== Data for review
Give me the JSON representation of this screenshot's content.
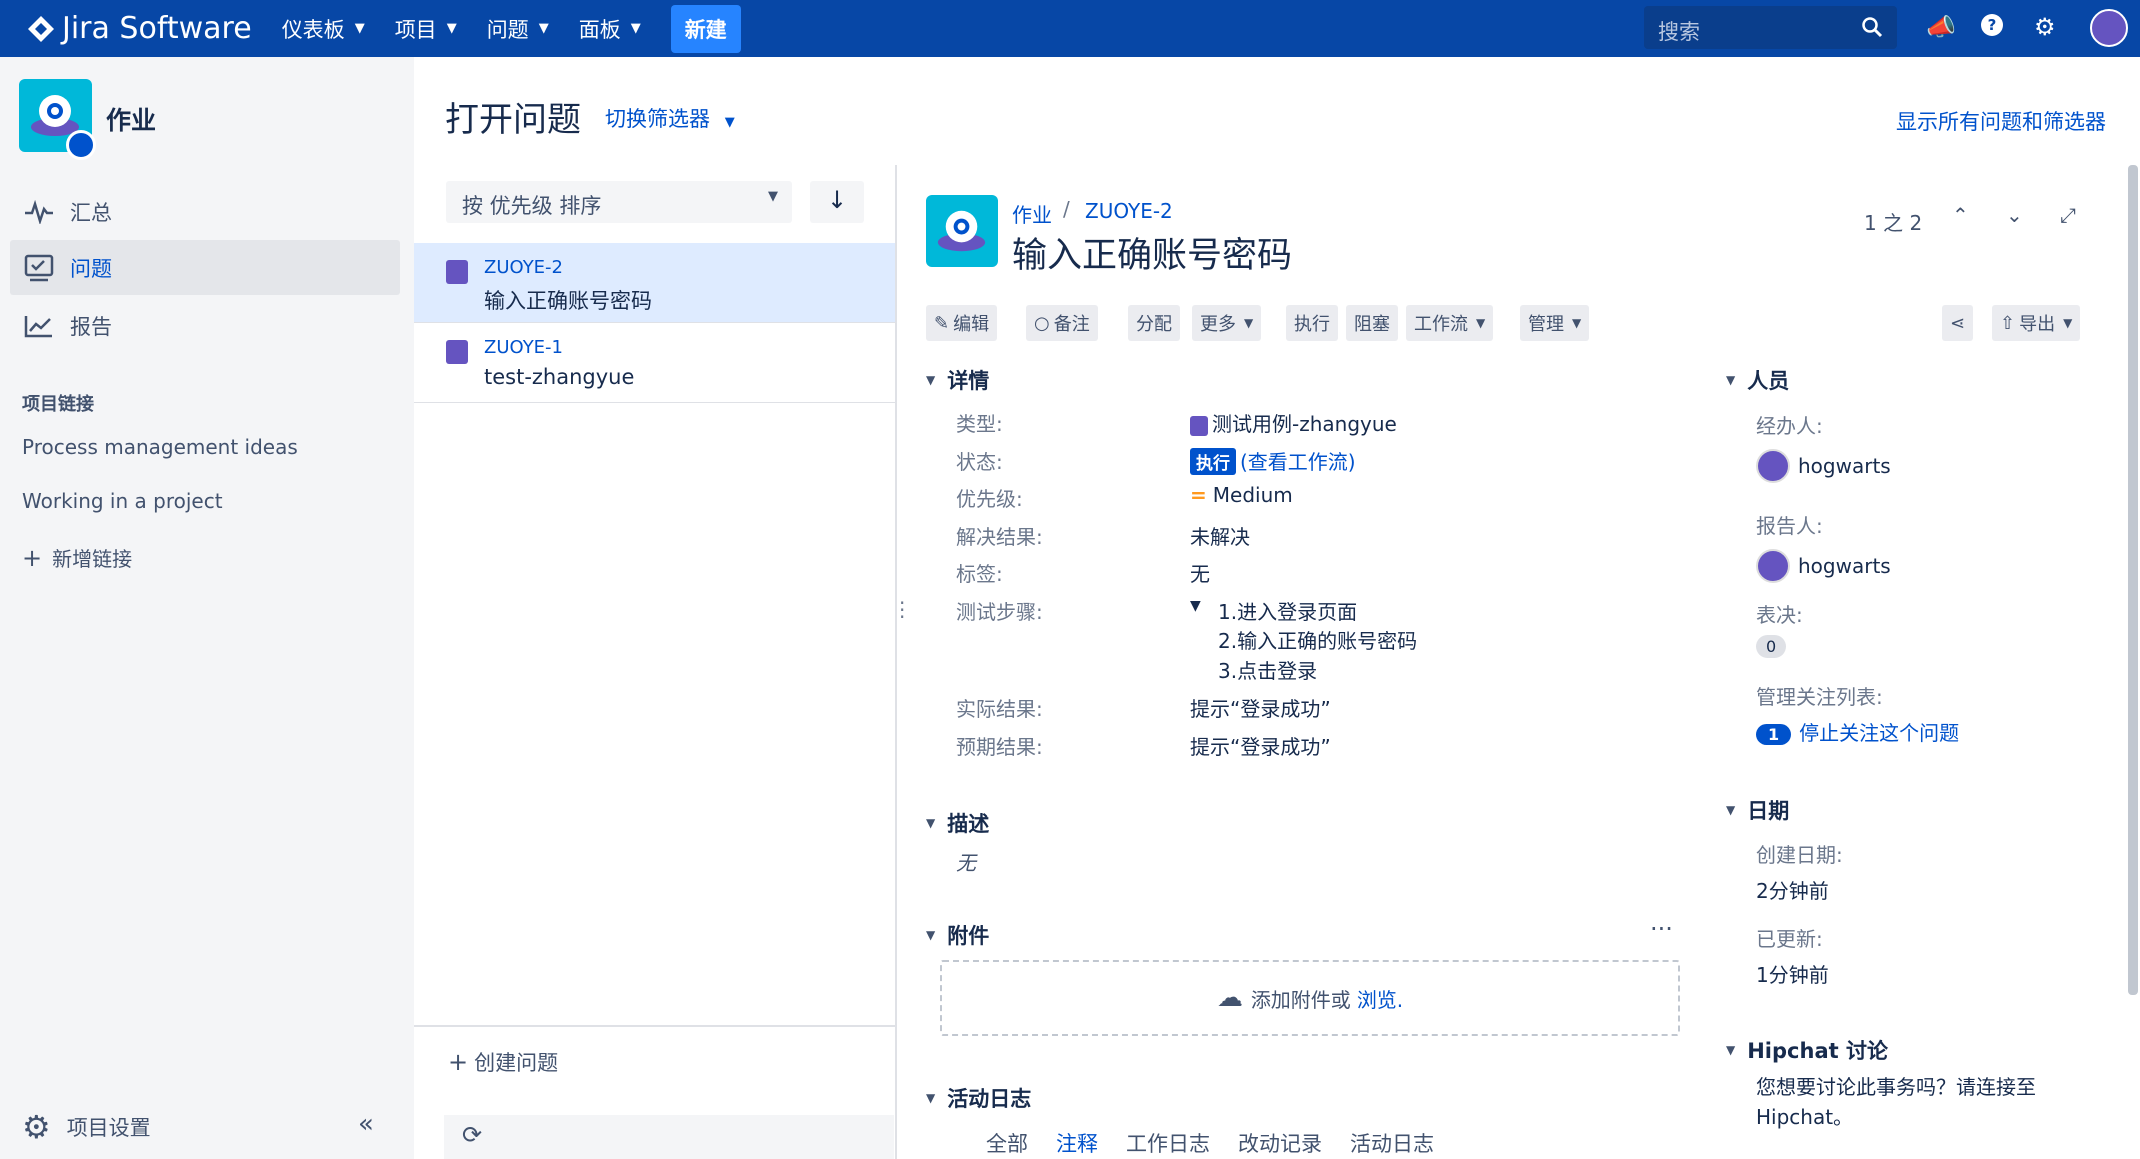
{
  "topbar": {
    "logo": "Jira Software",
    "nav": [
      {
        "label": "仪表板"
      },
      {
        "label": "项目"
      },
      {
        "label": "问题"
      },
      {
        "label": "面板"
      }
    ],
    "create": "新建",
    "search_placeholder": "搜索"
  },
  "sidebar": {
    "project_name": "作业",
    "items": [
      {
        "label": "汇总"
      },
      {
        "label": "问题"
      },
      {
        "label": "报告"
      }
    ],
    "links_heading": "项目链接",
    "links": [
      "Process management ideas",
      "Working in a project"
    ],
    "add_link": "新增链接",
    "settings": "项目设置"
  },
  "main": {
    "title": "打开问题",
    "switch_filter": "切换筛选器",
    "show_all": "显示所有问题和筛选器"
  },
  "list": {
    "sort_label": "按 优先级 排序",
    "issues": [
      {
        "key": "ZUOYE-2",
        "summary": "输入正确账号密码"
      },
      {
        "key": "ZUOYE-1",
        "summary": "test-zhangyue"
      }
    ],
    "create_issue": "创建问题"
  },
  "detail": {
    "breadcrumb": {
      "project": "作业",
      "key": "ZUOYE-2"
    },
    "title": "输入正确账号密码",
    "pager": "1 之 2",
    "toolbar": {
      "edit": "编辑",
      "comment": "备注",
      "assign": "分配",
      "more": "更多",
      "execute": "执行",
      "block": "阻塞",
      "workflow": "工作流",
      "admin": "管理",
      "export": "导出"
    },
    "details_heading": "详情",
    "fields": {
      "type_label": "类型:",
      "type_value": "测试用例-zhangyue",
      "status_label": "状态:",
      "status_value": "执行",
      "status_link": "(查看工作流)",
      "priority_label": "优先级:",
      "priority_value": "Medium",
      "resolution_label": "解决结果:",
      "resolution_value": "未解决",
      "labels_label": "标签:",
      "labels_value": "无",
      "steps_label": "测试步骤:",
      "steps": [
        "1.进入登录页面",
        "2.输入正确的账号密码",
        "3.点击登录"
      ],
      "actual_label": "实际结果:",
      "actual_value": "提示“登录成功”",
      "expected_label": "预期结果:",
      "expected_value": "提示“登录成功”"
    },
    "description_heading": "描述",
    "description_value": "无",
    "attachments_heading": "附件",
    "attach_text": "添加附件或",
    "attach_browse": "浏览.",
    "activity_heading": "活动日志",
    "activity_tabs": [
      "全部",
      "注释",
      "工作日志",
      "改动记录",
      "活动日志"
    ],
    "people_heading": "人员",
    "assignee_label": "经办人:",
    "assignee": "hogwarts",
    "reporter_label": "报告人:",
    "reporter": "hogwarts",
    "votes_label": "表决:",
    "votes": "0",
    "watchers_label": "管理关注列表:",
    "watchers_count": "1",
    "watchers_action": "停止关注这个问题",
    "dates_heading": "日期",
    "created_label": "创建日期:",
    "created": "2分钟前",
    "updated_label": "已更新:",
    "updated": "1分钟前",
    "hipchat_heading": "Hipchat 讨论",
    "hipchat_text": "您想要讨论此事务吗？请连接至 Hipchat。"
  }
}
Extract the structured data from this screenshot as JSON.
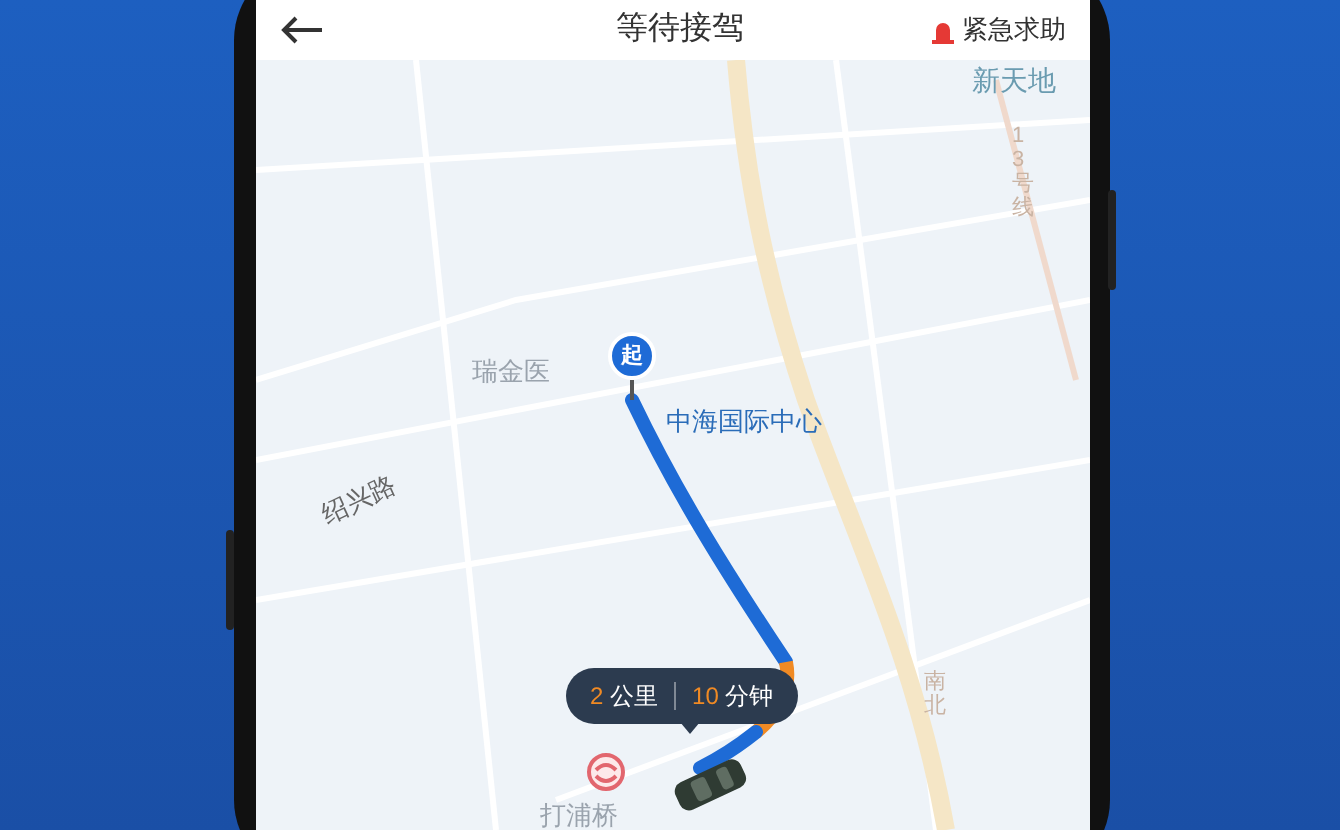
{
  "header": {
    "title": "等待接驾",
    "emergency": "紧急求助"
  },
  "map": {
    "labels": [
      {
        "kind": "district",
        "text": "新天地"
      },
      {
        "kind": "vertical",
        "text": "13号线"
      },
      {
        "kind": "poi",
        "text": "瑞金医"
      },
      {
        "kind": "poi-blue",
        "text": "中海国际中心"
      },
      {
        "kind": "road",
        "text": "绍兴路"
      },
      {
        "kind": "vertical",
        "text": "南北"
      },
      {
        "kind": "poi",
        "text": "打浦桥"
      }
    ],
    "start_marker": "起",
    "trip": {
      "distance": "2",
      "distance_unit": "公里",
      "time": "10",
      "time_unit": "分钟"
    }
  }
}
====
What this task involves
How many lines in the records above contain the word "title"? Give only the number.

Your response
3